(h) Time of inclusion. Excess reimbursments (determined under paragraph (e)) paid to a highly compensated individual for a plan year will be considered as received in the taxable year of the individual in which (or with which) the plan year ends. The particular plan year to which reimbursements relate shall be determined under the plan provisions. In the absence of plan provisions reimbursements shall be attributed to the plan year in which payment is made. For example, under a calendar year plan an excess reimbursement paid to A in 1981 on account of an expense incurred and subject to reimbursement for the 1980 plan year under the terms of the plan will be considered as received in 1980 by A.
(i) Self-insured contributory plan. A medical plan subject to this section may provide for employer and employee contributions. See § 1.105-1(c). The tax treatment of reimbursements attributable to employee contributions is determined under section 104(a)(3). The tax treatment of reimbursements attributable to employer contributions is determined under section 105. The amount of reimbursements which are attributable to contributions of the employer shall be determined in accordance with § 1.105-1(e).
(j) Effective date. Section 105(h) and this section are effective for taxable years beginning after December 31, 1979 and for amounts reimbursed after December 31, 1979. In determining plan discrimination and the taxability of excess reimbursements made for a plan year beginning in 1979 and ending in 1980, a plan's eligibility and benefit requirements as well as actual reimbursements made in the plan year during 1979, will not be taken into account. In addition, this section does not apply to expenses which are incurred in 1979 and paid in 1980.
(k) Special rules -
(1) Relation to cafeteria plans. If a self-insured medical reimbursement plan is included in a cafeteria plan as described in section 125, the rules of this section will determine the status of a benefit as a taxable or nontaxable benefit, and the rules of section 125 will determine whether an employee is taxed as though he elected all available taxable benefits (including taxable benefits under a discriminatory medical reimbursement plan). This rule is illustrated by the following example:

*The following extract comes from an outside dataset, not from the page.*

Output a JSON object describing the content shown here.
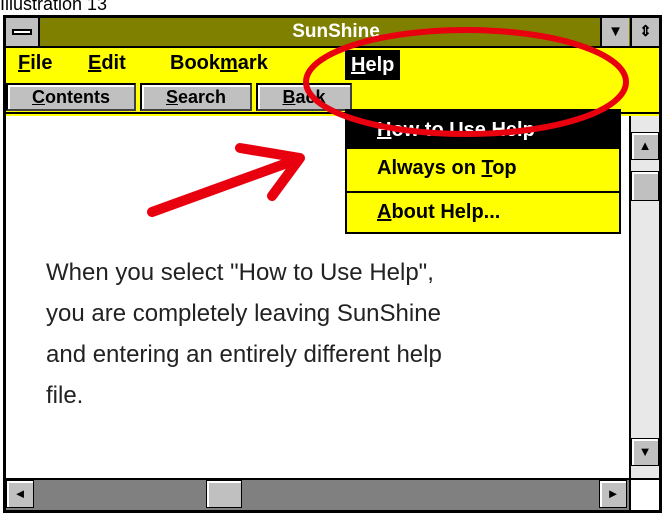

(2) Benefit subject to reimbursement. For purposes of this section, a benefit subject to reimbursement is a benefit described in the plan under which a claim for reimbursement or for a payment directly to the health service provider may be filed by a plan participant. It does not refer to actual claims or benefit reimbursements paid under a plan.